Copy out lines with the word "JSON" from the material that follows.
___ Excerpted data
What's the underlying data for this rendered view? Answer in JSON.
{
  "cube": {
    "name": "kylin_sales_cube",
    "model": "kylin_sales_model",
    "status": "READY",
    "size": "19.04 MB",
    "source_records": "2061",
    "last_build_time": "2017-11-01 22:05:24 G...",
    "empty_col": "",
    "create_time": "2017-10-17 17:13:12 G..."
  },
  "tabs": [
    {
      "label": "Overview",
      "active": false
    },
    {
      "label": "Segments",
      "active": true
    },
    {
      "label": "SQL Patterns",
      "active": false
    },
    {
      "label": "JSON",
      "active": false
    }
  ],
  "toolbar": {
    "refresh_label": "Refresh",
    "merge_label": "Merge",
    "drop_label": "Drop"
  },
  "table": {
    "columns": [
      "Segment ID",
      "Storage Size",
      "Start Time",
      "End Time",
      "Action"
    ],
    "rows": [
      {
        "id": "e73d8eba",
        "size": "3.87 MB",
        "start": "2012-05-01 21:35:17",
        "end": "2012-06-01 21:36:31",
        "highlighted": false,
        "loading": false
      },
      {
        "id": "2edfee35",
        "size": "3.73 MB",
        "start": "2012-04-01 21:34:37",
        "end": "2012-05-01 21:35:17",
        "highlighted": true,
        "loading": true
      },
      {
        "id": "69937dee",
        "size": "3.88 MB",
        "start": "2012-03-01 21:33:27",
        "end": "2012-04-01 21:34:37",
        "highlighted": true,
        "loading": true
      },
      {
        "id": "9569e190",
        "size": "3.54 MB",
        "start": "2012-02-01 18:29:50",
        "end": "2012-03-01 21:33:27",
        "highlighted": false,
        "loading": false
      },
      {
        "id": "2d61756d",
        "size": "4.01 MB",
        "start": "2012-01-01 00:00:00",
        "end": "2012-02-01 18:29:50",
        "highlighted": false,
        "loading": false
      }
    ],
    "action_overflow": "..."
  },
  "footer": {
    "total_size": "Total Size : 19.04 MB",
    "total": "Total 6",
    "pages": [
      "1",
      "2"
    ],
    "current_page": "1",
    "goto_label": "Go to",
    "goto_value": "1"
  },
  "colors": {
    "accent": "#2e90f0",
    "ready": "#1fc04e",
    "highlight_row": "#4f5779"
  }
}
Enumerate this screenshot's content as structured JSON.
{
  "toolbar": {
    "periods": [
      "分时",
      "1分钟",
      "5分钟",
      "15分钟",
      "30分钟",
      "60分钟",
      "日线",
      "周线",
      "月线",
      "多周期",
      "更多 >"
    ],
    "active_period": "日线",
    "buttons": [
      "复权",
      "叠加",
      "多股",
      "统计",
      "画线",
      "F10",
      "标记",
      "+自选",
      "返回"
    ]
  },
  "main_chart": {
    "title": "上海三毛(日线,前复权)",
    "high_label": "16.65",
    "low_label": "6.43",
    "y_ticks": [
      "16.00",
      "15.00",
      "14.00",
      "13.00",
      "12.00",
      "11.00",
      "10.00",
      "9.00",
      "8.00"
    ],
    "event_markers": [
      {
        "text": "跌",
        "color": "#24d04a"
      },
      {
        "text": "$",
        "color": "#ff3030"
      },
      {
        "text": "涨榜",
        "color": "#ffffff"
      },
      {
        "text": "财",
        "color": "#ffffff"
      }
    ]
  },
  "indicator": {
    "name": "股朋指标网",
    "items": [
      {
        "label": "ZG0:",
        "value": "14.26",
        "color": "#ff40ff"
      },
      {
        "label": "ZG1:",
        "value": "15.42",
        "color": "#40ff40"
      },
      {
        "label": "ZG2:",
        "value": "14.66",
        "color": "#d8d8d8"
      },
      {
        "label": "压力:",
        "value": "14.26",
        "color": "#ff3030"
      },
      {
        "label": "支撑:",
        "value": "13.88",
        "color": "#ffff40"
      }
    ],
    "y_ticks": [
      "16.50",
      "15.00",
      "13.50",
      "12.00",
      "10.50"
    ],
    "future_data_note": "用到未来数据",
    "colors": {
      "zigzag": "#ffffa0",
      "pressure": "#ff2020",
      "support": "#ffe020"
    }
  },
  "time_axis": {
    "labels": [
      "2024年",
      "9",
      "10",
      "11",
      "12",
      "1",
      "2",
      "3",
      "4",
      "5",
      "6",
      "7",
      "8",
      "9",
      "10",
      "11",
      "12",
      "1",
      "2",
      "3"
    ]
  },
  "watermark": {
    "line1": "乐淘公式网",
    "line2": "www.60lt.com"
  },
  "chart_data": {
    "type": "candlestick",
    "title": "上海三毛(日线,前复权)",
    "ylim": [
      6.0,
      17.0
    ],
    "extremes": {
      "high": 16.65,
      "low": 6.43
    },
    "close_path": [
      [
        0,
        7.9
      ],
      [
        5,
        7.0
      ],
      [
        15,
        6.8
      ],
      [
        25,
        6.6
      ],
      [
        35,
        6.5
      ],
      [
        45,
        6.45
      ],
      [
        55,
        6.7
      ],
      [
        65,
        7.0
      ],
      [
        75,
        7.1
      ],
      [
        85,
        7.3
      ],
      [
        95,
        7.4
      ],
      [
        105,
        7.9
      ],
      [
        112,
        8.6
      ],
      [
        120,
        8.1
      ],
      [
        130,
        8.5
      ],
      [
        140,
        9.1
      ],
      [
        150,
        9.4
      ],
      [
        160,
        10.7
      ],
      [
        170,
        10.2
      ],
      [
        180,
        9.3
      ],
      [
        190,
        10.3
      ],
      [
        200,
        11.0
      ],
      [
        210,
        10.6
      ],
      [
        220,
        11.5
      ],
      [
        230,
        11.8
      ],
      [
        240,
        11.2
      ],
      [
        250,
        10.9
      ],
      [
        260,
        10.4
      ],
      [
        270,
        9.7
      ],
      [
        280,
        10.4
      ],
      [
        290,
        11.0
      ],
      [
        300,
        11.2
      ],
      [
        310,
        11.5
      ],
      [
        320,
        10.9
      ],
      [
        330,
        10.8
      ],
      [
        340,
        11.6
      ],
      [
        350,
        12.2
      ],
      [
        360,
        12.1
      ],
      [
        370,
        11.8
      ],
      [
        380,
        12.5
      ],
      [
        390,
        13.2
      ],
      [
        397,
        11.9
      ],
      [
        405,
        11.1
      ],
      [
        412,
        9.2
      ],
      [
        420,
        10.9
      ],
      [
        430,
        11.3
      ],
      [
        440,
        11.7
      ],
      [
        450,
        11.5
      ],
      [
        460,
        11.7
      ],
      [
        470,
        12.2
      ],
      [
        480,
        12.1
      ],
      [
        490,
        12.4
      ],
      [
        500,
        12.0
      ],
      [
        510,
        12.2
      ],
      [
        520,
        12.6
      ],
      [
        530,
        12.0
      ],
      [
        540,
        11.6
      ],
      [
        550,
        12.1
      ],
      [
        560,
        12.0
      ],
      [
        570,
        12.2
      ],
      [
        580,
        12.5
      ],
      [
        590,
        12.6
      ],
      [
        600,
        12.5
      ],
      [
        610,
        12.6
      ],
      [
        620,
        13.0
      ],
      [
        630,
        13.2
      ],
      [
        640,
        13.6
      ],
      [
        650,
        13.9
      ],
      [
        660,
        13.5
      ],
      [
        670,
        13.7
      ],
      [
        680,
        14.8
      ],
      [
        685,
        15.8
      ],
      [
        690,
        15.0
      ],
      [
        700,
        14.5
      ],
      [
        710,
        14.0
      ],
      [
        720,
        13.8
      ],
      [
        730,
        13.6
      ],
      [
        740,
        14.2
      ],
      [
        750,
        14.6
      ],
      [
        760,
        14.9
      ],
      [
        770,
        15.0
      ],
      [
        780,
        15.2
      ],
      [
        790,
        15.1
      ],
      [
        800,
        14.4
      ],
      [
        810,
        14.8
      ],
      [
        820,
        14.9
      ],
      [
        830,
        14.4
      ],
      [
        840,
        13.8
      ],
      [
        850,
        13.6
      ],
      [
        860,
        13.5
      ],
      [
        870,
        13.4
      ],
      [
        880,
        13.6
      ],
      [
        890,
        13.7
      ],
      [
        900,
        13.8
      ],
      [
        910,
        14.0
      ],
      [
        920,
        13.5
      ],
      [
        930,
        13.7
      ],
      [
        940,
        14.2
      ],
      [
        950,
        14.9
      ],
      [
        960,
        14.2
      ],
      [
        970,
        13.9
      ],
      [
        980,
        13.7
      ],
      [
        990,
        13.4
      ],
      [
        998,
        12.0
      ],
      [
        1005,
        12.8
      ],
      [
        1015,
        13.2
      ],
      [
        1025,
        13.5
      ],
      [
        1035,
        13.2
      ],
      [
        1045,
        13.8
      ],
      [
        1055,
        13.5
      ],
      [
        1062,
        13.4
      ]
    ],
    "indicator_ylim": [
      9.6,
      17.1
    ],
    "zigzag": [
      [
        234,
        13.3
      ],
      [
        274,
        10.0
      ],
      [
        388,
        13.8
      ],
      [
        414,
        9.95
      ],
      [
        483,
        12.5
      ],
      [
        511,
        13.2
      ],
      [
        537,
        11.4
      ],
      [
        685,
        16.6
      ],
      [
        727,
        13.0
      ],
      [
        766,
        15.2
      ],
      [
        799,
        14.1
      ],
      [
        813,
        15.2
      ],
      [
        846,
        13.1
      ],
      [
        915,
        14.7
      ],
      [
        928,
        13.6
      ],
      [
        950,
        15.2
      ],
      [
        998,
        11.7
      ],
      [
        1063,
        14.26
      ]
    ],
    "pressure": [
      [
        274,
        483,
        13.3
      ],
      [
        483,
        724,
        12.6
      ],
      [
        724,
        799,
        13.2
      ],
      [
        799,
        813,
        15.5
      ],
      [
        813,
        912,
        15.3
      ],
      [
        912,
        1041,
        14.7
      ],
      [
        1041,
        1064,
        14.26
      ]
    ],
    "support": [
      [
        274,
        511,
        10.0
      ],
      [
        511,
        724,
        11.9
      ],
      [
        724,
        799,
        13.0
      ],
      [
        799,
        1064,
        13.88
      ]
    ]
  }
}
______
**Task solution**
What's the underlying data for this rendered view? Answer in JSON.
      "label": "JSON",
Enumerate this screenshot's content as structured JSON.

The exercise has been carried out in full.